Web page and app entries
******************************
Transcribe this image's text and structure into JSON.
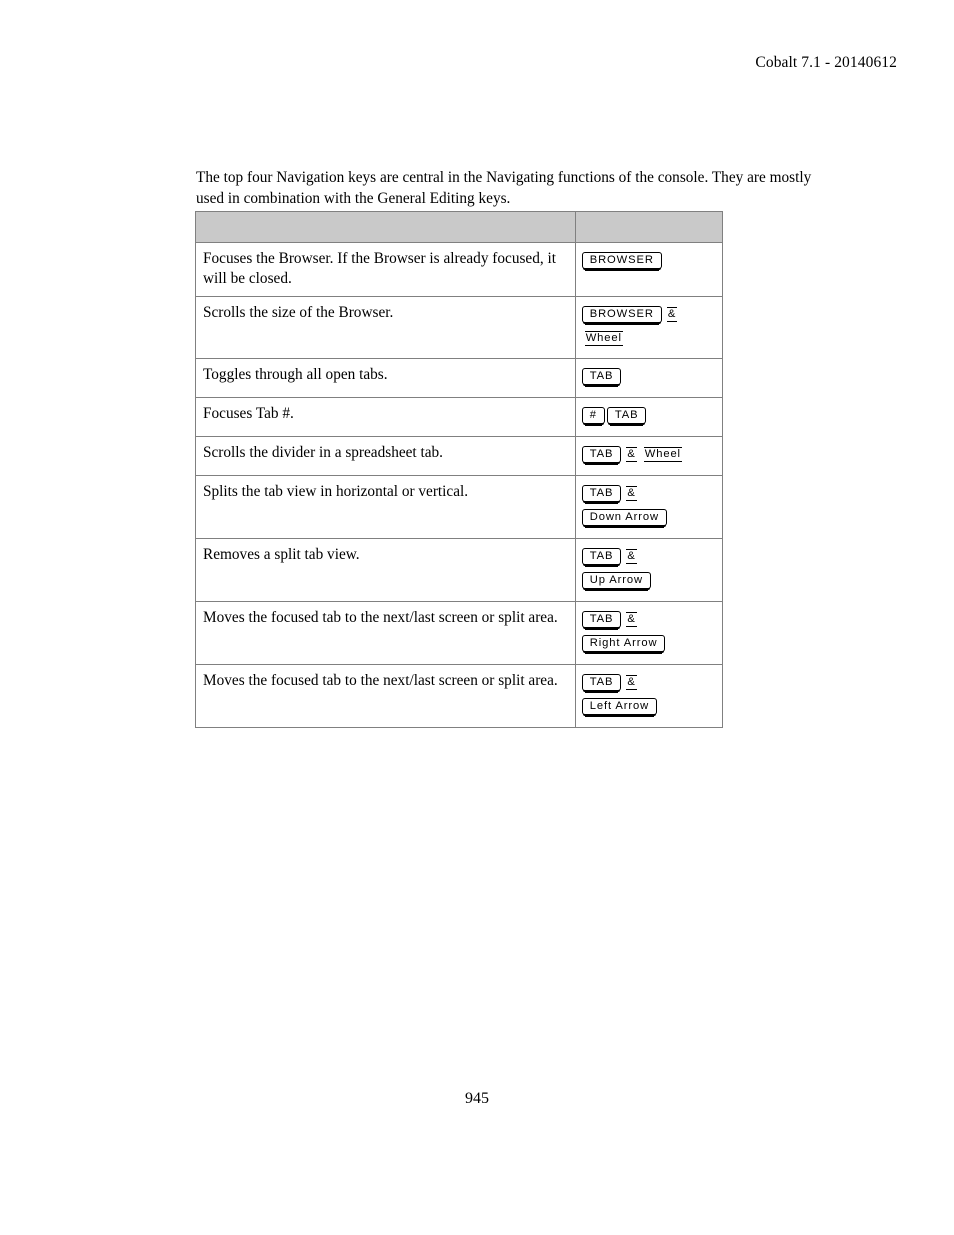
{
  "header": {
    "running_head": "Cobalt 7.1 - 20140612"
  },
  "intro": {
    "paragraph": "The top four Navigation keys are central in the Navigating functions of the console. They are mostly used in combination with the General Editing keys."
  },
  "table": {
    "columns": [
      {
        "header": ""
      },
      {
        "header": ""
      }
    ],
    "rows": [
      {
        "description": "Focuses the Browser. If the Browser is already focused, it will be closed.",
        "keys": [
          [
            {
              "type": "keycap",
              "label": "BROWSER"
            }
          ]
        ]
      },
      {
        "description": "Scrolls the size of the Browser.",
        "keys": [
          [
            {
              "type": "keycap",
              "label": "BROWSER"
            },
            {
              "type": "token",
              "label": "&"
            }
          ],
          [
            {
              "type": "token",
              "label": "Wheel"
            }
          ]
        ]
      },
      {
        "description": "Toggles through all open tabs.",
        "keys": [
          [
            {
              "type": "keycap",
              "label": "TAB"
            }
          ]
        ]
      },
      {
        "description": "Focuses Tab #.",
        "keys": [
          [
            {
              "type": "keycap",
              "label": "#"
            },
            {
              "type": "keycap",
              "label": "TAB"
            }
          ]
        ]
      },
      {
        "description": "Scrolls the divider in a spreadsheet tab.",
        "keys": [
          [
            {
              "type": "keycap",
              "label": "TAB"
            },
            {
              "type": "token",
              "label": "&"
            },
            {
              "type": "token",
              "label": "Wheel"
            }
          ]
        ]
      },
      {
        "description": "Splits the tab view in horizontal or vertical.",
        "keys": [
          [
            {
              "type": "keycap",
              "label": "TAB"
            },
            {
              "type": "token",
              "label": "&"
            }
          ],
          [
            {
              "type": "keycap",
              "label": "Down Arrow"
            }
          ]
        ]
      },
      {
        "description": "Removes a split tab view.",
        "keys": [
          [
            {
              "type": "keycap",
              "label": "TAB"
            },
            {
              "type": "token",
              "label": "&"
            }
          ],
          [
            {
              "type": "keycap",
              "label": "Up Arrow"
            }
          ]
        ]
      },
      {
        "description": "Moves the focused tab to the next/last screen or split area.",
        "keys": [
          [
            {
              "type": "keycap",
              "label": "TAB"
            },
            {
              "type": "token",
              "label": "&"
            }
          ],
          [
            {
              "type": "keycap",
              "label": "Right Arrow"
            }
          ]
        ]
      },
      {
        "description": "Moves the focused tab to the next/last screen or split area.",
        "keys": [
          [
            {
              "type": "keycap",
              "label": "TAB"
            },
            {
              "type": "token",
              "label": "&"
            }
          ],
          [
            {
              "type": "keycap",
              "label": "Left Arrow"
            }
          ]
        ]
      }
    ]
  },
  "footer": {
    "page_number": "945"
  },
  "style": {
    "header_row_fill": "#c9c9c9",
    "border_color": "#808080",
    "text_color": "#000000",
    "page_background": "#ffffff"
  }
}
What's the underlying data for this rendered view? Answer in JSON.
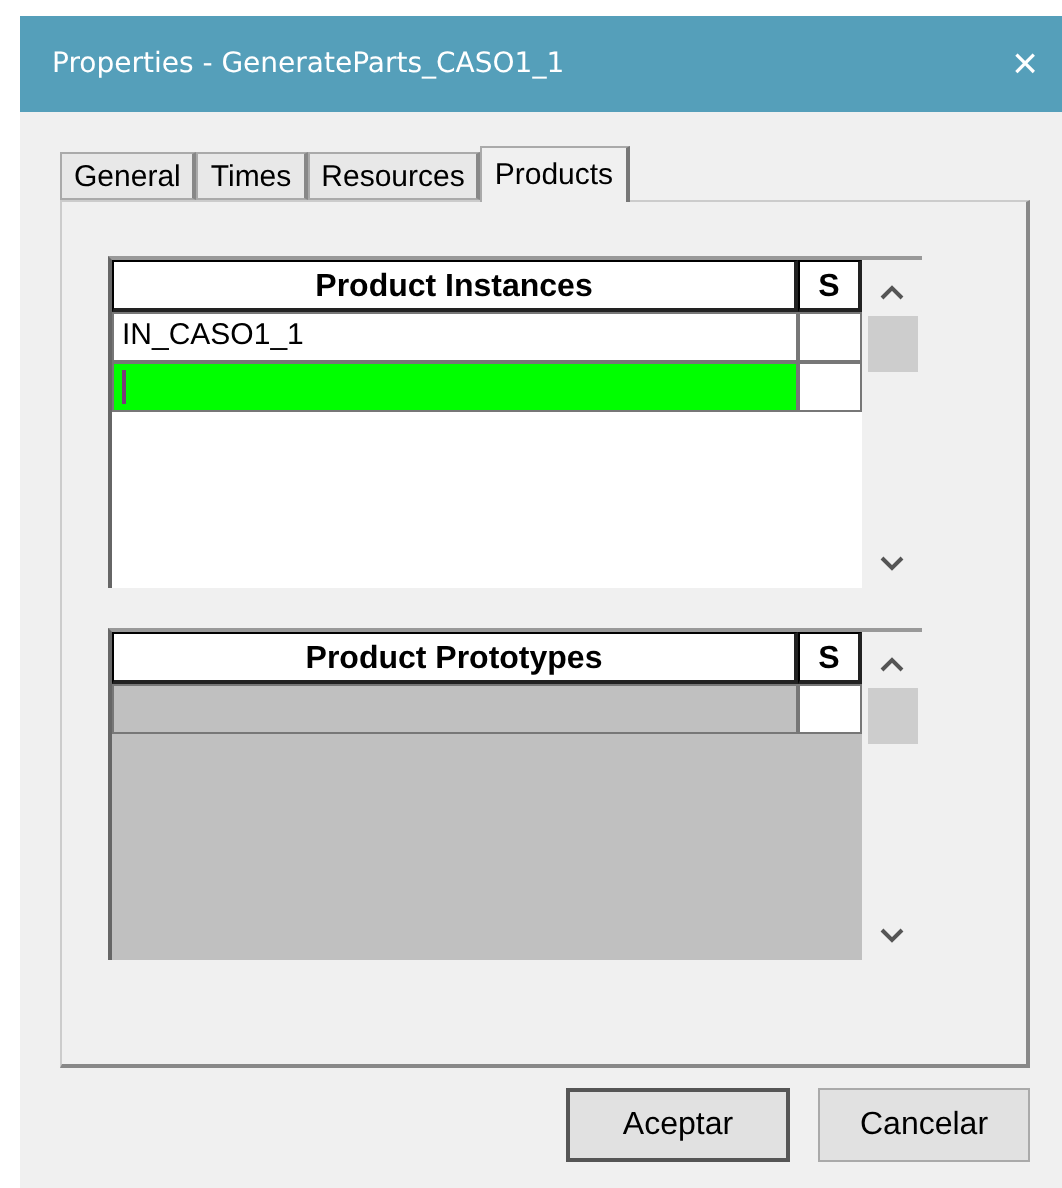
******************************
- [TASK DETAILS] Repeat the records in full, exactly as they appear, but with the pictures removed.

- [RESULT BELOW]
Transcribe this image's text and structure into JSON.
{
  "header": {
    "running_head": "Cobalt 7.1 - 20140612"
  },
  "intro": {
    "paragraph": "The top four Navigation keys are central in the Navigating functions of the console. They are mostly used in combination with the General Editing keys."
  },
  "table": {
    "columns": [
      {
        "header": ""
      },
      {
        "header": ""
      }
    ],
    "rows": [
      {
        "description": "Focuses the Browser. If the Browser is already focused, it will be closed.",
        "keys": [
          [
            {
              "type": "keycap",
              "label": "BROWSER"
            }
          ]
        ]
      },
      {
        "description": "Scrolls the size of the Browser.",
        "keys": [
          [
            {
              "type": "keycap",
              "label": "BROWSER"
            },
            {
              "type": "token",
              "label": "&"
            }
          ],
          [
            {
              "type": "token",
              "label": "Wheel"
            }
          ]
        ]
      },
      {
        "description": "Toggles through all open tabs.",
        "keys": [
          [
            {
              "type": "keycap",
              "label": "TAB"
            }
          ]
        ]
      },
      {
        "description": "Focuses Tab #.",
        "keys": [
          [
            {
              "type": "keycap",
              "label": "#"
            },
            {
              "type": "keycap",
              "label": "TAB"
            }
          ]
        ]
      },
      {
        "description": "Scrolls the divider in a spreadsheet tab.",
        "keys": [
          [
            {
              "type": "keycap",
              "label": "TAB"
            },
            {
              "type": "token",
              "label": "&"
            },
            {
              "type": "token",
              "label": "Wheel"
            }
          ]
        ]
      },
      {
        "description": "Splits the tab view in horizontal or vertical.",
        "keys": [
          [
            {
              "type": "keycap",
              "label": "TAB"
            },
            {
              "type": "token",
              "label": "&"
            }
          ],
          [
            {
              "type": "keycap",
              "label": "Down Arrow"
            }
          ]
        ]
      },
      {
        "description": "Removes a split tab view.",
        "keys": [
          [
            {
              "type": "keycap",
              "label": "TAB"
            },
            {
              "type": "token",
              "label": "&"
            }
          ],
          [
            {
              "type": "keycap",
              "label": "Up Arrow"
            }
          ]
        ]
      },
      {
        "description": "Moves the focused tab to the next/last screen or split area.",
        "keys": [
          [
            {
              "type": "keycap",
              "label": "TAB"
            },
            {
              "type": "token",
              "label": "&"
            }
          ],
          [
            {
              "type": "keycap",
              "label": "Right Arrow"
            }
          ]
        ]
      },
      {
        "description": "Moves the focused tab to the next/last screen or split area.",
        "keys": [
          [
            {
              "type": "keycap",
              "label": "TAB"
            },
            {
              "type": "token",
              "label": "&"
            }
          ],
          [
            {
              "type": "keycap",
              "label": "Left Arrow"
            }
          ]
        ]
      }
    ]
  },
  "footer": {
    "page_number": "945"
  },
  "style": {
    "header_row_fill": "#c9c9c9",
    "border_color": "#808080",
    "text_color": "#000000",
    "page_background": "#ffffff"
  }
}
What's the underlying data for this rendered view? Answer in JSON.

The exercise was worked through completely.